While the present-day doctors and pediatricians promote the idea of breastfeeding a newborn for better health benefits, recent findings suggest that it was a prevalent practice during ancient times.
Breastfeeding Analysis of more than two-million-year-old teeth from Australopithecus africanus fossils found in South Africa have revealed that infants were breastfed continuously from birth to about one year of age.
Nursing appears to continue in a cyclical pattern in the early years for infants; seasonal changes and food shortages caused the mother to supplement gathered foods with breast milk.
"For the first time, we gained new insight into the way our ancestors raised their young, and how mothers had to supplement solid food intake with breastmilk when resources were scarce," said geochemist Joannes-Boyau, lead researcher of the study published in the Journey of Nature.
According to the team of researchers, these finds suggest for the first time the existence of a long-lasting mother-infant bond in Australopithecus. This makes the researchers rethink on the social organisations among our earliest ancestors.
"Fundamentally, our discovery of reliance by Australopithecus africanus mothers to provide nutritional supplementation for their offspring and use of fallback resources highlights the survival challenges that populations of early human ancestors faced in the past environments of South Africa," Said Justin W, another one of the lead researchers.

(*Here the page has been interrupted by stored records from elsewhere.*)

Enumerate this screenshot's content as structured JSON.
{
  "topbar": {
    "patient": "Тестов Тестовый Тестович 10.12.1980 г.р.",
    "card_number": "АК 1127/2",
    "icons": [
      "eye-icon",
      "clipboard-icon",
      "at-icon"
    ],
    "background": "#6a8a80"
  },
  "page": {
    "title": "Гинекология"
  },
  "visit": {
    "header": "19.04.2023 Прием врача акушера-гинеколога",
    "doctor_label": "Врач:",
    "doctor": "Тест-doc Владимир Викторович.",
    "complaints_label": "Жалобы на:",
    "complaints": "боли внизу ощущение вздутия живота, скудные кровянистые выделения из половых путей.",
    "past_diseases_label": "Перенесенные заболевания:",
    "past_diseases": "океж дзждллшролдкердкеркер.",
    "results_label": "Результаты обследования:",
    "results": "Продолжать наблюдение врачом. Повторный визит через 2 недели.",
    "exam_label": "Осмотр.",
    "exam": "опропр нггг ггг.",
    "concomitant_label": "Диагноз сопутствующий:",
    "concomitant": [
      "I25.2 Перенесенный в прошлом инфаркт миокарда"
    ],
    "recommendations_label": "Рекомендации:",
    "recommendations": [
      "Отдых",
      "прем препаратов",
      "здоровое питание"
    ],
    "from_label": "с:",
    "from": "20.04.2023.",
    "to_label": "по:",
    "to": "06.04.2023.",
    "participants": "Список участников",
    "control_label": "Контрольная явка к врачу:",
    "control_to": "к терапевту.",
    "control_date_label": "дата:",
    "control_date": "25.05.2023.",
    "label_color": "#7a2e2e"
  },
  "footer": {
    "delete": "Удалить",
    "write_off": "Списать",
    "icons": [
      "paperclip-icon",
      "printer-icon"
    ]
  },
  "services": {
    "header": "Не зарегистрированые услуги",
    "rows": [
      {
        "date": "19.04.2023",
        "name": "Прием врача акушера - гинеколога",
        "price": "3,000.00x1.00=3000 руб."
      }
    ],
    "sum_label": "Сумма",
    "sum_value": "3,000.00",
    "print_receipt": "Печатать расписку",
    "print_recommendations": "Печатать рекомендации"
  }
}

Australopithecus africanus lived from about two to three million years ago during a period of major climatic and ecological change in South Africa, and the species was characterised by a combination of human-like and retained ape-like traits.
While the first fossils of Australopithecus were found almost a century ago, scientists have only now been able to unlock the secrets of how they raised their young, using specialised laser sampling techniques to vaporise microscopic portions on the surface of the tooth.
Teeth grow similarly to trees; they form by adding layer after layer of enamel and dentine tissues every day. Thus, teeth are particularly valuable for reconstructing the biological events occurring during the early period of life of an individual, simply because they preserve precise temporal changes and chemical records of key elements incorporated in the food we eat.
By developing micro geochemical maps, we are able to 'read' successive bands of daily signal in teeth, which provide insights into food consumption and stages of life. Previously the team had revealed the nursing behaviour of our closest evolutionary relatives, the Neanderthals. With this latest study, the international team has analysed teeth that are more than ten times older than those of Neanderthals.
Researchers suggest that this finding underscores the diversity, variability, and flexibility in habitats and adaptive strategies these australopiths used to obtain food, avoid predators, and raise their offspring.